I’m sure you know this already but to not create confusion, the timers really work at correct frequencies but what happens is the arduino drivers and/or Atmega drivers are not enough fast to generate sharp PW waves. You might want to plug an external fast speed driver IC then you’ll get nice waveform on your scope.

The first example really does generate a non-square wave. It ought to be obvious: 5.33 = 16/3, so it’s a 3-cycle waveform. Lacking any sort of clock multiplier, that’s going to be two cycles in one state and one in the other state… (or, you’re counting from 0 to 2 and flipping the bit at 1, so depending on which edges are involved, we have one state for 0,1 and the other for 2, or one state for 0, and the other for 1,2…)

The second example did generate a 8Mhz square wave (on pin 10 of the diecimila, I think. I didn’t check both 9 and 10.) Interpret the code as "count from 0 to 0 and toggle the output each time you finish (ie toggle every cycle, so output = clock/w))

The timer-generated output signals are quite a bit less interesting than the software-controlled ones, IMO. Although people seem to have used such things to help drive LCD displays in a jitter-free fashion… Hmm.

About the first example, then you might want to try

• PWM, Phase & frequency correct
• PWM, Phase correct
because I gave you the code for fast PWM which goes higher freq but is less jitter stable.

For Fast PWM and OCR1A=3, timer1 frequency=16MHz/(1+TOP)=16MHz/3

For PWM phase and/or frequency correct, timer1 frequency is 16MHz/(2*TOP). Since your initial sofwtare controlled code was producing 2,667 MHz, you could choose OCR1A=TOP=2 in order to get 4MHz and setting OCR1B=1 to get 50% PWM. The phase and/or frequency correct does not provide maximum frequency but does provide very stable jitter due to its counting up-down timer construction.

Anyway, we’re clearly pushing the limits of Atmega toggling outputs frequency

In any case, you need good external fast drivers otherwise signal distorsion will occur.

Could you post the code? Please?

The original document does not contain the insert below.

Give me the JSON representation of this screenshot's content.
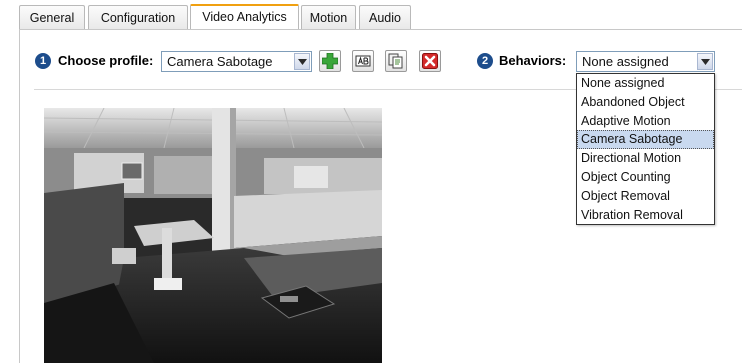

The basic code I am using, from the Fade example, has a base frequency of about 500Hz. To simplify and reduce the size of a lot of the inductors it would be nice to work at 50kHz.

bconley at circuitsvilleeng dot com